Every entry below needs to be printed again exactly, with its pictures left out.

[Dataset rows describing interfaces]
==*==
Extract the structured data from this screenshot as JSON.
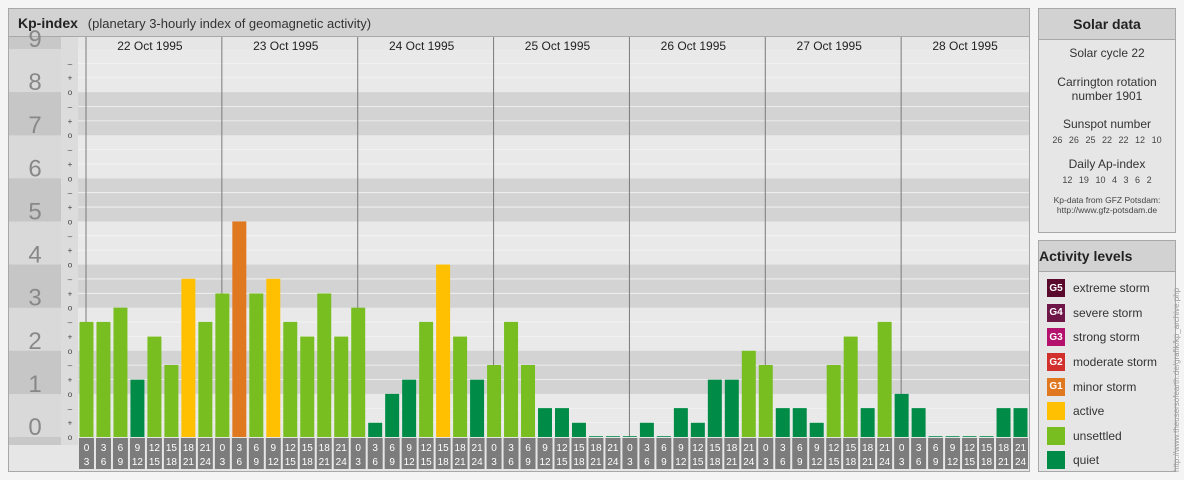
{
  "header": {
    "title": "Kp-index",
    "subtitle": "(planetary 3-hourly index of geomagnetic activity)"
  },
  "chart_data": {
    "type": "bar",
    "title": "Kp-index",
    "subtitle": "(planetary 3-hourly index of geomagnetic activity)",
    "ylim": [
      0,
      9
    ],
    "y_ticks": [
      "0",
      "1",
      "2",
      "3",
      "4",
      "5",
      "6",
      "7",
      "8",
      "9"
    ],
    "y_minor_ticks": [
      "o",
      "+",
      "–"
    ],
    "days": [
      "22 Oct 1995",
      "23 Oct 1995",
      "24 Oct 1995",
      "25 Oct 1995",
      "26 Oct 1995",
      "27 Oct 1995",
      "28 Oct 1995"
    ],
    "interval_start_labels": [
      "0",
      "3",
      "6",
      "9",
      "12",
      "15",
      "18",
      "21"
    ],
    "interval_end_labels": [
      "3",
      "6",
      "9",
      "12",
      "15",
      "18",
      "21",
      "24"
    ],
    "values": [
      [
        2.67,
        2.67,
        3.0,
        1.33,
        2.33,
        1.67,
        3.67,
        2.67
      ],
      [
        3.33,
        5.0,
        3.33,
        3.67,
        2.67,
        2.33,
        3.33,
        2.33
      ],
      [
        3.0,
        0.33,
        1.0,
        1.33,
        2.67,
        4.0,
        2.33,
        1.33
      ],
      [
        1.67,
        2.67,
        1.67,
        0.67,
        0.67,
        0.33,
        0.0,
        0.0
      ],
      [
        0.0,
        0.33,
        0.0,
        0.67,
        0.33,
        1.33,
        1.33,
        2.0
      ],
      [
        1.67,
        0.67,
        0.67,
        0.33,
        1.67,
        2.33,
        0.67,
        2.67
      ],
      [
        1.0,
        0.67,
        0.0,
        0.0,
        0.0,
        0.0,
        0.67,
        0.67
      ]
    ],
    "grid": true,
    "colors": {
      "quiet": "#008c46",
      "unsettled": "#78be20",
      "active": "#fec000",
      "minor_storm": "#e07820"
    }
  },
  "solar": {
    "title": "Solar data",
    "cycle": "Solar cycle 22",
    "carrington": "Carrington rotation number 1901",
    "sunspot_title": "Sunspot number",
    "sunspot_values": [
      "26",
      "26",
      "25",
      "22",
      "22",
      "12",
      "10"
    ],
    "ap_title": "Daily Ap-index",
    "ap_values": [
      "12",
      "19",
      "10",
      "4",
      "3",
      "6",
      "2"
    ],
    "source_line1": "Kp-data from GFZ Potsdam:",
    "source_line2": "http://www.gfz-potsdam.de"
  },
  "levels": {
    "title": "Activity levels",
    "items": [
      {
        "code": "G5",
        "label": "extreme storm",
        "color": "#5a0a2c"
      },
      {
        "code": "G4",
        "label": "severe storm",
        "color": "#6e1648"
      },
      {
        "code": "G3",
        "label": "strong storm",
        "color": "#b4106e"
      },
      {
        "code": "G2",
        "label": "moderate storm",
        "color": "#d2302c"
      },
      {
        "code": "G1",
        "label": "minor storm",
        "color": "#e07820"
      },
      {
        "code": "",
        "label": "active",
        "color": "#fec000"
      },
      {
        "code": "",
        "label": "unsettled",
        "color": "#78be20"
      },
      {
        "code": "",
        "label": "quiet",
        "color": "#008c46"
      }
    ]
  },
  "watermark": "http://www.theusersofearth.de/grafik/kp_archive.php"
}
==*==
• _Response to the task_
Extract the structured data from this screenshot as JSON.
{
  "header": {
    "title": "Kp-index",
    "subtitle": "(planetary 3-hourly index of geomagnetic activity)"
  },
  "chart_data": {
    "type": "bar",
    "title": "Kp-index",
    "subtitle": "(planetary 3-hourly index of geomagnetic activity)",
    "ylim": [
      0,
      9
    ],
    "y_ticks": [
      "0",
      "1",
      "2",
      "3",
      "4",
      "5",
      "6",
      "7",
      "8",
      "9"
    ],
    "y_minor_ticks": [
      "o",
      "+",
      "–"
    ],
    "days": [
      "22 Oct 1995",
      "23 Oct 1995",
      "24 Oct 1995",
      "25 Oct 1995",
      "26 Oct 1995",
      "27 Oct 1995",
      "28 Oct 1995"
    ],
    "interval_start_labels": [
      "0",
      "3",
      "6",
      "9",
      "12",
      "15",
      "18",
      "21"
    ],
    "interval_end_labels": [
      "3",
      "6",
      "9",
      "12",
      "15",
      "18",
      "21",
      "24"
    ],
    "values": [
      [
        2.67,
        2.67,
        3.0,
        1.33,
        2.33,
        1.67,
        3.67,
        2.67
      ],
      [
        3.33,
        5.0,
        3.33,
        3.67,
        2.67,
        2.33,
        3.33,
        2.33
      ],
      [
        3.0,
        0.33,
        1.0,
        1.33,
        2.67,
        4.0,
        2.33,
        1.33
      ],
      [
        1.67,
        2.67,
        1.67,
        0.67,
        0.67,
        0.33,
        0.0,
        0.0
      ],
      [
        0.0,
        0.33,
        0.0,
        0.67,
        0.33,
        1.33,
        1.33,
        2.0
      ],
      [
        1.67,
        0.67,
        0.67,
        0.33,
        1.67,
        2.33,
        0.67,
        2.67
      ],
      [
        1.0,
        0.67,
        0.0,
        0.0,
        0.0,
        0.0,
        0.67,
        0.67
      ]
    ],
    "grid": true,
    "colors": {
      "quiet": "#008c46",
      "unsettled": "#78be20",
      "active": "#fec000",
      "minor_storm": "#e07820"
    }
  },
  "solar": {
    "title": "Solar data",
    "cycle": "Solar cycle 22",
    "carrington": "Carrington rotation number 1901",
    "sunspot_title": "Sunspot number",
    "sunspot_values": [
      "26",
      "26",
      "25",
      "22",
      "22",
      "12",
      "10"
    ],
    "ap_title": "Daily Ap-index",
    "ap_values": [
      "12",
      "19",
      "10",
      "4",
      "3",
      "6",
      "2"
    ],
    "source_line1": "Kp-data from GFZ Potsdam:",
    "source_line2": "http://www.gfz-potsdam.de"
  },
  "levels": {
    "title": "Activity levels",
    "items": [
      {
        "code": "G5",
        "label": "extreme storm",
        "color": "#5a0a2c"
      },
      {
        "code": "G4",
        "label": "severe storm",
        "color": "#6e1648"
      },
      {
        "code": "G3",
        "label": "strong storm",
        "color": "#b4106e"
      },
      {
        "code": "G2",
        "label": "moderate storm",
        "color": "#d2302c"
      },
      {
        "code": "G1",
        "label": "minor storm",
        "color": "#e07820"
      },
      {
        "code": "",
        "label": "active",
        "color": "#fec000"
      },
      {
        "code": "",
        "label": "unsettled",
        "color": "#78be20"
      },
      {
        "code": "",
        "label": "quiet",
        "color": "#008c46"
      }
    ]
  },
  "watermark": "http://www.theusersofearth.de/grafik/kp_archive.php"
}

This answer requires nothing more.